March 26, 2014
Kathy Dzewaltowski, observer
Carol Adams, Executive Director of Teaching and Learning, reported that teachers and students have been experiencing problems and glitches in attempting to take online state assessments. The problems are with the source of the testing and are not something the district can address. These particular assessments are a pilot program and won't affect accreditation.
John Armbrust, Governor's Military Council, provided the board with a report on Ft. Riley. Armbrust said that the BRAC process (Base Re-Alignment and Closure) may happen again, with 2017 being the earliest that it would occur. The quality of local schools is one factor that the BRAC evaluates, so Armbrust advised the board to continue to make USD 383 a quality school district. Armbrust also said the U.S. Army will be downsizing, which may result in the loss of 1,200 positions at Ft. Riley. He said that deployments may also slow down, so the loss of 1,200 positions may not have a significant impact on USD 383.
Lew Faust, Director of Business Services, provided the board with information about the impact the recent Kansas Supreme Court ruling may have on USD 383. The decision had two main parts: one addressing equity, and the other addressing adequacy. The adequacy portion was remanded to district court for further evaluation. The equity portion stated that there are wealth-based disparities in capital outlay funds and the supplemental general fund, and the Legislature was given until July 1st to determine how to correct the disparities. USD 383 does not receive any capital outlay equity funding, so that will have no impact on the district. USD 383 could potentially receive $386,000 in equalization funding for the supplemental general fund, which would offset the amount generated by local taxes and allow for a reduction in the mill levy.
Faust also reported that a House bill that was introduced would fully fund the equity requirements, but it also would reduce funding in other areas. A change in the formula for funding transportation will result in a reduction of 15%. At-risk funding would not be provided for students over 19, which will impact the district's programs that allow older students to return and complete their diplomas. The bill also does not mention funding for all-day kindergarten, which had been an initiative of the governor. The net impact on the district will be that the supplemental general mill levy will be able to be reduced, but the district will lose funding for at-risk students and for transportation.

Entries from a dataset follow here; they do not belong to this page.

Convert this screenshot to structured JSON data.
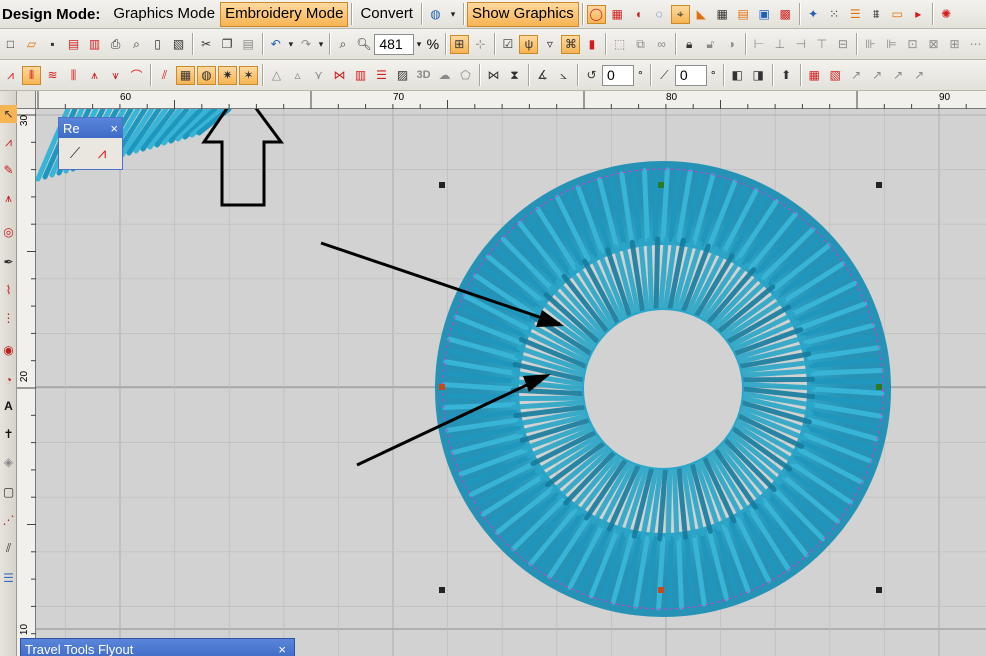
{
  "modebar": {
    "title": "Design Mode:",
    "modes": [
      {
        "label": "Graphics Mode",
        "active": false
      },
      {
        "label": "Embroidery Mode",
        "active": true
      },
      {
        "label": "Convert",
        "active": false
      }
    ],
    "show_graphics": {
      "label": "Show Graphics",
      "active": true
    }
  },
  "stdbar": {
    "zoom_value": "481",
    "zoom_unit": "%"
  },
  "stitchbar": {
    "rotate_value": "0",
    "rotate_unit": "°",
    "slant_value": "0",
    "slant_unit": "°",
    "three_d_label": "3D"
  },
  "rulers": {
    "horizontal": [
      "60",
      "70",
      "80",
      "90"
    ],
    "vertical": [
      "30",
      "20",
      "10"
    ]
  },
  "flyouts": {
    "re": {
      "title": "Re",
      "close": "×"
    },
    "travel": {
      "title": "Travel Tools Flyout",
      "close": "×"
    }
  },
  "colors": {
    "accent": "#f6b452",
    "thread": "#2aa6c9",
    "thread_dark": "#0c6f8f",
    "canvas": "#d2d2d2",
    "grid": "#9a9a9a",
    "guide": "#d13bd1"
  },
  "icons": {
    "annotation": "hollow-up-arrow",
    "pointers": "black-arrows"
  }
}
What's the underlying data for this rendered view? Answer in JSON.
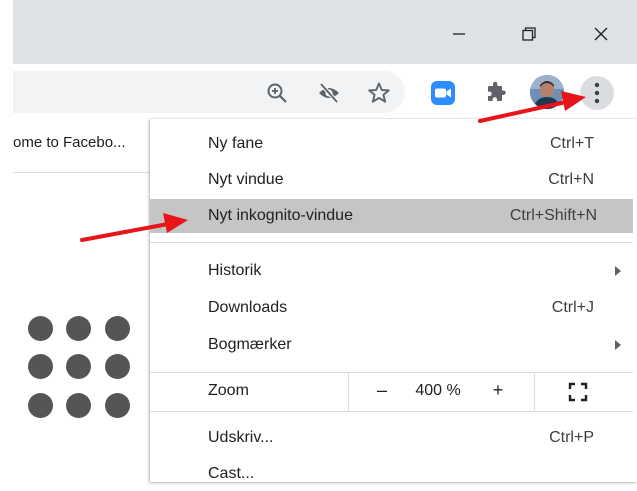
{
  "tab": {
    "title": "ome to Facebo..."
  },
  "menu": {
    "items": [
      {
        "label": "Ny fane",
        "shortcut": "Ctrl+T"
      },
      {
        "label": "Nyt vindue",
        "shortcut": "Ctrl+N"
      },
      {
        "label": "Nyt inkognito-vindue",
        "shortcut": "Ctrl+Shift+N"
      },
      {
        "label": "Historik",
        "shortcut": ""
      },
      {
        "label": "Downloads",
        "shortcut": "Ctrl+J"
      },
      {
        "label": "Bogmærker",
        "shortcut": ""
      },
      {
        "label": "Udskriv...",
        "shortcut": "Ctrl+P"
      },
      {
        "label": "Cast...",
        "shortcut": ""
      }
    ],
    "zoom": {
      "label": "Zoom",
      "minus": "–",
      "value": "400 %",
      "plus": "+"
    }
  },
  "colors": {
    "titlebar": "#dee1e6",
    "highlight": "#c5c5c5",
    "arrow": "#e8141a",
    "zoom_app": "#2d8cff",
    "dots": "#555558"
  },
  "icons": {
    "minimize": "minimize-icon",
    "restore": "restore-icon",
    "close": "close-icon",
    "zoom_in": "zoom-in-icon",
    "eye_off": "eye-off-icon",
    "star": "star-icon",
    "zoom_ext": "zoom-video-icon",
    "puzzle": "extensions-icon",
    "menu": "kebab-menu-icon"
  }
}
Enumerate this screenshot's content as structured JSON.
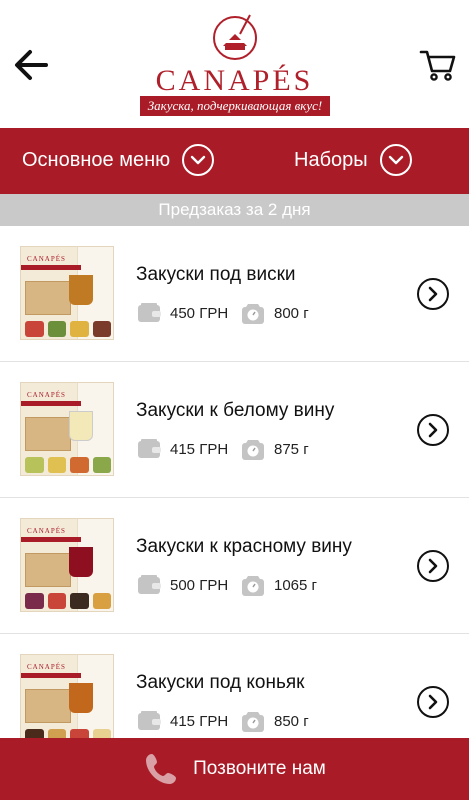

For budget planning purposes, the board received a list of facility maintenance projects, which included items such as roof work, playground resurfacing, new carpeting, etc.